_WHAT THE TASK REQUIRES_: Read through the listing, and wherever a line holds the word "this", return it.

________________

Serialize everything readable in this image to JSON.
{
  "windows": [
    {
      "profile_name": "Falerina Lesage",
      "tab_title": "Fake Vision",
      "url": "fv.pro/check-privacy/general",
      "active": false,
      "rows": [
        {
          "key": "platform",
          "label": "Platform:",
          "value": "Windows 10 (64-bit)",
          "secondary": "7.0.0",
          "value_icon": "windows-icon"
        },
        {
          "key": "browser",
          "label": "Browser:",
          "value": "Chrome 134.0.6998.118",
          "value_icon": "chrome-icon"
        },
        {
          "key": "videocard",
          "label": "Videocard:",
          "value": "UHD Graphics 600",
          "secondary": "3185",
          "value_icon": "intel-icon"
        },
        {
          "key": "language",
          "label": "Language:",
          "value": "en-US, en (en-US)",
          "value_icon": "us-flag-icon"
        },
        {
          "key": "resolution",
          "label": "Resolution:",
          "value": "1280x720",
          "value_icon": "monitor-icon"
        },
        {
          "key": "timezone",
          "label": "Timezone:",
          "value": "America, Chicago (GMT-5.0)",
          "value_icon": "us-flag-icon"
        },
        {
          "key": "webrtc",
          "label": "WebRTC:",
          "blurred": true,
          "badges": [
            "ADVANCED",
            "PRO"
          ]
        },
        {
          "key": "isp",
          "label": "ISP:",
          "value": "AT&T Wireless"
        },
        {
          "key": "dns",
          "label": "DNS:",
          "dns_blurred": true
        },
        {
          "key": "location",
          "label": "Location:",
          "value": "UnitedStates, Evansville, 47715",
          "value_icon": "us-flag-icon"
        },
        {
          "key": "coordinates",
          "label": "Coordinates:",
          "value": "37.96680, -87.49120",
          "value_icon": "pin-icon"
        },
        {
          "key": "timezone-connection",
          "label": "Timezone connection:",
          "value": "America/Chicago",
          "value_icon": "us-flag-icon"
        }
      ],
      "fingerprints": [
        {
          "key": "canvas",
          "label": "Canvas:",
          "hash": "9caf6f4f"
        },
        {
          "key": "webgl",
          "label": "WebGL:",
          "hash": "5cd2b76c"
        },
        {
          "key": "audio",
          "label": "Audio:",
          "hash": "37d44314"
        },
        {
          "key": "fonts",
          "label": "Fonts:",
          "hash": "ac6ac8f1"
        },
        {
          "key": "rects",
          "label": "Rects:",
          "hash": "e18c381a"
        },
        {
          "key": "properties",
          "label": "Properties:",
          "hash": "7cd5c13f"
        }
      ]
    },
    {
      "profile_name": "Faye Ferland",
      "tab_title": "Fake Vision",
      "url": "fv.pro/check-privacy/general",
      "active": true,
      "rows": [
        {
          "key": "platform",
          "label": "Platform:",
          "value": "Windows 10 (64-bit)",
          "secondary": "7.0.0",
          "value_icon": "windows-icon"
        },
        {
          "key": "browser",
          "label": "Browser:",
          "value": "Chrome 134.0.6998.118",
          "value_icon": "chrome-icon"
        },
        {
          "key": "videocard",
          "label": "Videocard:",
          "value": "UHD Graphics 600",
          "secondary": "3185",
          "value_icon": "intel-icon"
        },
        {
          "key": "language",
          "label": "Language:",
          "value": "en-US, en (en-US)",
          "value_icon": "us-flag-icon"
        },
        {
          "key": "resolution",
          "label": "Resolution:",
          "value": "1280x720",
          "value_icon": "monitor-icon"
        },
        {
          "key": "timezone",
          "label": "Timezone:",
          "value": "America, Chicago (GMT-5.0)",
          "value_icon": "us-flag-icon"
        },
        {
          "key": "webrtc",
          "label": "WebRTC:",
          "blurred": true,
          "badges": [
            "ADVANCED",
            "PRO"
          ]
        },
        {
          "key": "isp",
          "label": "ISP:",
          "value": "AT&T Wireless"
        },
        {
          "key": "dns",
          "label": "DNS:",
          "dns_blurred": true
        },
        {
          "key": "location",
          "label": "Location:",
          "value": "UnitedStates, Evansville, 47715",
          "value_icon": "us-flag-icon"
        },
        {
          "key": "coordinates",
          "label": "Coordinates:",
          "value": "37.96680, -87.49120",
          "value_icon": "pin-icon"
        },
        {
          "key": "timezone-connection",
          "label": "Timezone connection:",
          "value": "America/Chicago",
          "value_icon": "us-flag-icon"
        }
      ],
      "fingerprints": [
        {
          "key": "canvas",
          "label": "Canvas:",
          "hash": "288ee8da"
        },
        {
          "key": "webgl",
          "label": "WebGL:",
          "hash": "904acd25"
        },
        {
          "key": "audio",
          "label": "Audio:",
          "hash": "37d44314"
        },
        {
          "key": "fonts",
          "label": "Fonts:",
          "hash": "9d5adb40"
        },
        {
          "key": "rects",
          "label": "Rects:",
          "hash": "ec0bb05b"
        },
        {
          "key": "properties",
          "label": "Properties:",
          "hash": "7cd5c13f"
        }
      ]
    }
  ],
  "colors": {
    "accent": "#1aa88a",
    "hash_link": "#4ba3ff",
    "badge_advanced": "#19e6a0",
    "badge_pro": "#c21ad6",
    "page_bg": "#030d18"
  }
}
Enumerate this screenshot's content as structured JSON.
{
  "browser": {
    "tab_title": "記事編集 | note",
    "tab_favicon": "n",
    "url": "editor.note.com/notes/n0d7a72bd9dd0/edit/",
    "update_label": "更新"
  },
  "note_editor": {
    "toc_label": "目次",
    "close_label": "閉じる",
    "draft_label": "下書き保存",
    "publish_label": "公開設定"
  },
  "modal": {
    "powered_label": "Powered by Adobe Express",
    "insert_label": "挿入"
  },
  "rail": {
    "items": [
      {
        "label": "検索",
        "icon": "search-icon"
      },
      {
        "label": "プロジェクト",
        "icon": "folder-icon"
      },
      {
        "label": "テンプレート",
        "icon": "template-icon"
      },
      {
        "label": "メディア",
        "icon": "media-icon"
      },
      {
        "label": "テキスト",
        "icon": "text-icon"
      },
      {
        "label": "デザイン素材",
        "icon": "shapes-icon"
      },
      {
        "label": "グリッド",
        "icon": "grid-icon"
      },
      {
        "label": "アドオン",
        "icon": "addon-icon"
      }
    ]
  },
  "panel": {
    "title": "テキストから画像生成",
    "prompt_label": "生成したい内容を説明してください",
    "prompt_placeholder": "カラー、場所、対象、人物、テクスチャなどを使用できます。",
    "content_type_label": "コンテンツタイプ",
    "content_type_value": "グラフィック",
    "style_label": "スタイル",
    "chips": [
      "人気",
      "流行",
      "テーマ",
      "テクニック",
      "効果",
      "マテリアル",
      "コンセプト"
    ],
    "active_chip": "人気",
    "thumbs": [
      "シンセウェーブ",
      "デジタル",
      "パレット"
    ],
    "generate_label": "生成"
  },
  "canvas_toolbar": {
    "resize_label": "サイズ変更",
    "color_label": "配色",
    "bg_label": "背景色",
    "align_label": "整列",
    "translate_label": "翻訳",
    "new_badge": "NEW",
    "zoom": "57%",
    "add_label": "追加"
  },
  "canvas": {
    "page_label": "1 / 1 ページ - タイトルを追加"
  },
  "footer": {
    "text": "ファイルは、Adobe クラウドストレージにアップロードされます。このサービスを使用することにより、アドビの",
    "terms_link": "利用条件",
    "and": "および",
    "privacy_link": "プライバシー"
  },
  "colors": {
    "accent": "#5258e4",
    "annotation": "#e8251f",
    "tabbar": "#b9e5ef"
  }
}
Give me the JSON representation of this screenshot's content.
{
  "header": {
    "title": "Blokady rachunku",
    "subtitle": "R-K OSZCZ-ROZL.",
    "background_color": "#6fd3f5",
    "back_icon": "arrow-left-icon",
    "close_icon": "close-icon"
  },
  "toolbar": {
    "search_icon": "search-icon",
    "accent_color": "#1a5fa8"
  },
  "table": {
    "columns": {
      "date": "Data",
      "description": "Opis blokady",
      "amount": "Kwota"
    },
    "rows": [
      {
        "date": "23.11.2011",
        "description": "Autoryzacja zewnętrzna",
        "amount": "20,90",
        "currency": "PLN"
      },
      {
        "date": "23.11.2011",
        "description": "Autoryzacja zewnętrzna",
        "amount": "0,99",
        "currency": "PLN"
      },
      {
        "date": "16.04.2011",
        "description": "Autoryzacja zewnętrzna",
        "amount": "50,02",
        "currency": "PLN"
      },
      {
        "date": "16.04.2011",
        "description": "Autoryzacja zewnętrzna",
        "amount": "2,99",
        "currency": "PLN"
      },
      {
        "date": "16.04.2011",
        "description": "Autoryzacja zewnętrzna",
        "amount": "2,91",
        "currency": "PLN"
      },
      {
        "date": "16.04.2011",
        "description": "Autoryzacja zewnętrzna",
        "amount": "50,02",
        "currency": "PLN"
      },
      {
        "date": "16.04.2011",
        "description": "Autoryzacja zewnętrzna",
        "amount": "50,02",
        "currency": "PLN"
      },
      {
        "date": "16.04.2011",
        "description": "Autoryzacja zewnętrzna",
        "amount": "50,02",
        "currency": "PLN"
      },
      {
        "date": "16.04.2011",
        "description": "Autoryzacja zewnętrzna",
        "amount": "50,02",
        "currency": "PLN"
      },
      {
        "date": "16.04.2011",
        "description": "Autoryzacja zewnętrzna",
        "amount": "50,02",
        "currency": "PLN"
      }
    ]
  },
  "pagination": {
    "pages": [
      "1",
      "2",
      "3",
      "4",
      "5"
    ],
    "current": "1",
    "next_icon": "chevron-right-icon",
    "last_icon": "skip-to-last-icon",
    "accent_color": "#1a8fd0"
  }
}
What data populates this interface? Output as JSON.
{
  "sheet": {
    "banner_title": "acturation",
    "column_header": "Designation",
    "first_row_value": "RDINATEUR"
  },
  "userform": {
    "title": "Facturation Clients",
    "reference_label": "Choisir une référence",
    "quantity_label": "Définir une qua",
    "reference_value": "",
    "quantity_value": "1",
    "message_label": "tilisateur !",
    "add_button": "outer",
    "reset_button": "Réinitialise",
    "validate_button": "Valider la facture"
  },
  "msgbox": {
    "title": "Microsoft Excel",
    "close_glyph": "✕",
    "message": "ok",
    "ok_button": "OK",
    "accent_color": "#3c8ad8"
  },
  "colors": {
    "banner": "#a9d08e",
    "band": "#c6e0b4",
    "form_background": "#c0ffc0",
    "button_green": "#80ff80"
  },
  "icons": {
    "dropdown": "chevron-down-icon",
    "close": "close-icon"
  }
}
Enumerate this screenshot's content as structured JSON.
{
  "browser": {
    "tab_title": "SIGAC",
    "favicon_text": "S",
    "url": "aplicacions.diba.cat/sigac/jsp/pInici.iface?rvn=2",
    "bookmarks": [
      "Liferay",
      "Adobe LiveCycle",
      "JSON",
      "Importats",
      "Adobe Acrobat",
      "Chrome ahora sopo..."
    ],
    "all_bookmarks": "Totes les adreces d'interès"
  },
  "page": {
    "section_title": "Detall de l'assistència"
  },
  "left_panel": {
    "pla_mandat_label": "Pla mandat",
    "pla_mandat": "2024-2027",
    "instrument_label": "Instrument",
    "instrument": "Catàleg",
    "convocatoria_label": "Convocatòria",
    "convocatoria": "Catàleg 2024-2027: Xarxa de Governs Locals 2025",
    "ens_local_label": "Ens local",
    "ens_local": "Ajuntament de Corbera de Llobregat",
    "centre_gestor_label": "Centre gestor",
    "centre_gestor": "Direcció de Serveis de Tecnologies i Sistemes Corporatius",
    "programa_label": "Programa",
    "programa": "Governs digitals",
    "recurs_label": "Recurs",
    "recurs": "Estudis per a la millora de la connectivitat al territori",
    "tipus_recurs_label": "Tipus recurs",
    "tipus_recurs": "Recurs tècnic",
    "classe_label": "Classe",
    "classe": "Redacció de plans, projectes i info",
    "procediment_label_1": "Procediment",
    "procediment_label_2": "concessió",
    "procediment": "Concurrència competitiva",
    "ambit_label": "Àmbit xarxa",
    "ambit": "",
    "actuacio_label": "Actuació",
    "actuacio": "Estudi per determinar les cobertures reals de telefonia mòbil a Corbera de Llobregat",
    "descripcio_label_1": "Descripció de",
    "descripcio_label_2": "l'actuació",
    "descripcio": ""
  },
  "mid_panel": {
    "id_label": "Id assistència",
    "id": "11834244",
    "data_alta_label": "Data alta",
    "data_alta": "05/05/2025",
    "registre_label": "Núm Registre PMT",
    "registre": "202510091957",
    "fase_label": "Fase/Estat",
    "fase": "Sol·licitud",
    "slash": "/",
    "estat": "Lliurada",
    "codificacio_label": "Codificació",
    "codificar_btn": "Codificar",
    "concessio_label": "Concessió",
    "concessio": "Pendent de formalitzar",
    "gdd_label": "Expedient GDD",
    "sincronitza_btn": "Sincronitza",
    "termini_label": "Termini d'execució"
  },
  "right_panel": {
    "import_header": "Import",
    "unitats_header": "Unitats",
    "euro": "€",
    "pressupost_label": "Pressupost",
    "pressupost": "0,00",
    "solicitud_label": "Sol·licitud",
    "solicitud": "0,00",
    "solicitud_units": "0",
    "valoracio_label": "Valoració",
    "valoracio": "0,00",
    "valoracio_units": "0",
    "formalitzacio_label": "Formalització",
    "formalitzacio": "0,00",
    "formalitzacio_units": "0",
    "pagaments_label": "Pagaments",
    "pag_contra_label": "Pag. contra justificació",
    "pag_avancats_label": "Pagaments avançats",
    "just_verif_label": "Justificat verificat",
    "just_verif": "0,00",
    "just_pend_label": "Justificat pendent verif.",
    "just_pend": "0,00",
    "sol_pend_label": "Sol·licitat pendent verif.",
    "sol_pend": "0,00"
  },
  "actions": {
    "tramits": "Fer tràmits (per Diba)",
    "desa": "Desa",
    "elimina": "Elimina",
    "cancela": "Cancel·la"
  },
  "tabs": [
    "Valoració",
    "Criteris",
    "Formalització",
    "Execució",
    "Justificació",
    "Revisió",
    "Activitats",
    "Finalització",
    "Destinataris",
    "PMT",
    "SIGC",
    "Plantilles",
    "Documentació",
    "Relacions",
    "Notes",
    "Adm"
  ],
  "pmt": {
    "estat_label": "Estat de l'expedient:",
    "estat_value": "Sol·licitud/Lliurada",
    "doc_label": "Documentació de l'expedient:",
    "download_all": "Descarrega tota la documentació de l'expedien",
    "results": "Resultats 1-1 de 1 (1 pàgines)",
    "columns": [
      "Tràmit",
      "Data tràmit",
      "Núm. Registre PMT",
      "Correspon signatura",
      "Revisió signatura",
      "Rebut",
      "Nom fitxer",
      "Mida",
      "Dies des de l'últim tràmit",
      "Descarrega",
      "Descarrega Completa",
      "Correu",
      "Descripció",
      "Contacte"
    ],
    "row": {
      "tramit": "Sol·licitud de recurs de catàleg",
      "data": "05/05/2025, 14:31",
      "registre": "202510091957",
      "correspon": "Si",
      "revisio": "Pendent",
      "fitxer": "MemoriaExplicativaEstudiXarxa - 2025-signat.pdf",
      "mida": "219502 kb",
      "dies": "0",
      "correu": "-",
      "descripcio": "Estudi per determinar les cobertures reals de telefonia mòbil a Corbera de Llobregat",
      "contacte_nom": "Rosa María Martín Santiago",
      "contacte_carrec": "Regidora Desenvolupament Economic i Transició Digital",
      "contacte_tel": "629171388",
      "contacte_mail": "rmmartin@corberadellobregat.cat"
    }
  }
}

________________

_COMPLETED EXERCISE_:
Serialize everything readable in this image to JSON.
Enumerate this screenshot's content as structured JSON.
Give me the JSON representation of this screenshot's content.
What data populates this interface? Output as JSON.
Enumerate this screenshot's content as structured JSON.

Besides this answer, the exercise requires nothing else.